Small Businesses Are Driving Economic Vitality in Appalachia, Though Are Struggling to Access Needed Capital

New Appalachian Regional Commission Report Highlights Challenges, Offers Solutions to Help Region Pursue Billions in Untapped Growth

WASHINGTON, D.C., April 23, 2024—In a new report issued today by the Appalachian Regional Commission (ARC), small businesses are credited with driving economic and cultural vitality across the Appalachian Region.

However, the report also points to the significant barriers that exist for these businesses to access needed capital and credit, impeding their success and, in some cases, their survival. Access to Capital and Credit for Entrepreneurs and Small Businesses Across Appalachia proposes solutions to reduce these barriers and improve capital flow to businesses.
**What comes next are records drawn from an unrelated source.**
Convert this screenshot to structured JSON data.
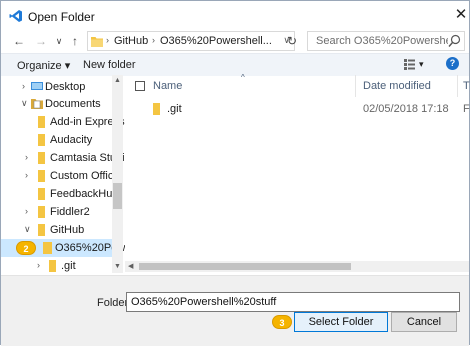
{
  "window": {
    "title": "Open Folder",
    "close_glyph": "✕"
  },
  "nav": {
    "back_glyph": "←",
    "forward_glyph": "→",
    "recent_glyph": "∨",
    "up_glyph": "↑",
    "breadcrumbs": [
      "GitHub",
      "O365%20Powershell..."
    ],
    "crumb_sep": "›",
    "dropdown_glyph": "∨",
    "refresh_glyph": "↻",
    "search_placeholder": "Search O365%20Powershell%2..."
  },
  "toolbar": {
    "organize_label": "Organize ▾",
    "new_folder_label": "New folder",
    "view_dd": "▾",
    "help": "?"
  },
  "tree": {
    "items": [
      {
        "label": "Desktop",
        "chevron": "›",
        "icon": "desktop-icon"
      },
      {
        "label": "Documents",
        "chevron": "∨",
        "icon": "documents-icon"
      },
      {
        "label": "Add-in Express",
        "chevron": "",
        "icon": "folder-icon"
      },
      {
        "label": "Audacity",
        "chevron": "",
        "icon": "folder-icon"
      },
      {
        "label": "Camtasia Studio",
        "chevron": "›",
        "icon": "folder-icon"
      },
      {
        "label": "Custom Office",
        "chevron": "›",
        "icon": "folder-icon"
      },
      {
        "label": "FeedbackHub",
        "chevron": "",
        "icon": "folder-icon"
      },
      {
        "label": "Fiddler2",
        "chevron": "›",
        "icon": "folder-icon"
      },
      {
        "label": "GitHub",
        "chevron": "∨",
        "icon": "folder-icon"
      },
      {
        "label": "O365%20Powe",
        "chevron": "∨",
        "icon": "folder-icon",
        "selected": true
      },
      {
        "label": ".git",
        "chevron": "›",
        "icon": "folder-icon"
      }
    ],
    "callout": "2"
  },
  "list": {
    "columns": [
      "Name",
      "Date modified",
      "T"
    ],
    "sort_glyph": "^",
    "rows": [
      {
        "name": ".git",
        "date": "02/05/2018 17:18",
        "type": "F"
      }
    ]
  },
  "footer": {
    "folder_label": "Folder:",
    "folder_value": "O365%20Powershell%20stuff",
    "select_label": "Select Folder",
    "cancel_label": "Cancel",
    "callout": "3"
  },
  "colors": {
    "accent": "#0078d7",
    "folder": "#f4c542",
    "selection": "#cce8ff",
    "callout": "#f5b400"
  }
}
Developed in collaboration with Next Street, the report concludes that the Appalachian Region has the potential to leverage the resilience and entrepreneurial spirit of small businesses, which in 2020 made up 99% of all businesses in the region. However, this potential is hindered by a gap between capital supply and demand, geographic constraints, and limited and inconsistent information. To unlock the full economic and cultural vitality of the region’s small business economy, the report urges that stakeholders come together and take strategic action.

“I’m encouraged by the progress Appalachian entrepreneurs have made in recent years when it comes to opening and sustaining new businesses across the region,” said ARC Federal Co-Chair Gayle Manchin. “However, for small businesses to continue to grow and strengthen the local economy, it is imperative that we better understand and address the unique challenges faced by our Appalachian business owners and take action to meet those challenges head-on.”

Key Study Findings

The study illustrates a number of economic challenges and opportunities that small businesses face in Appalachia. These findings include:

  • In 2021, Appalachia experienced its highest level of new business growth in the past decade. Particular gains were made in establishing new manufacturing and construction businesses.
  • In 2020, 77% of Appalachia’s 2.4 million small businesses were non-employer firms, while 16.5% were microbusinesses (fewer than 10 paid employees).
  • Unmet capital demand represents a $70 billion growth opportunity in Appalachia.
  • Banks provided 97 percent of the total dollars lent to Appalachian small businesses from 2017-2021. However, consolidation and branch closures are inhibiting local access.
  • The most prevalent loan sizes are not always meeting the needs of Appalachian small businesses. What’s more, some loans may require an extensive revenue history, which not all small businesses in the region – especially those that are new – can document.
  • Increasing the ability of regional and community lenders to access capital is critically important. These organizations are more able to meet the unique loan needs of Appalachian small businesses, which are sometimes less resourced than traditional loan applicants.
  • Encouraging and designing coordinated programs for investors, developers and entrepreneurs to address emerging industries’ challenges can mobilize marketplaces throughout Appalachia and spur innovation.

The report’s findings were made possible through the analysis of a large number of publicly available datasets, including those from U.S. Census Bureau and Federal Reserve System. Additionally, the research team had in-depth conversations with more than 25 organizations working throughout the region, which provided local perspective and on-the-ground insights. Nineteen of those organizations have used, or are currently using, ARC funding to address the aforementioned gaps in capital access. 

About the Appalachian Regional Commission
The Appalachian Regional Commission is an economic development entity of the federal government and 13 state governments focusing on 423 counties across the Appalachian Region. ARC’s mission is to innovate, partner, and invest to build community capacity and strengthen economic growth in Appalachia to help the Region achieve socioeconomic parity with the nation.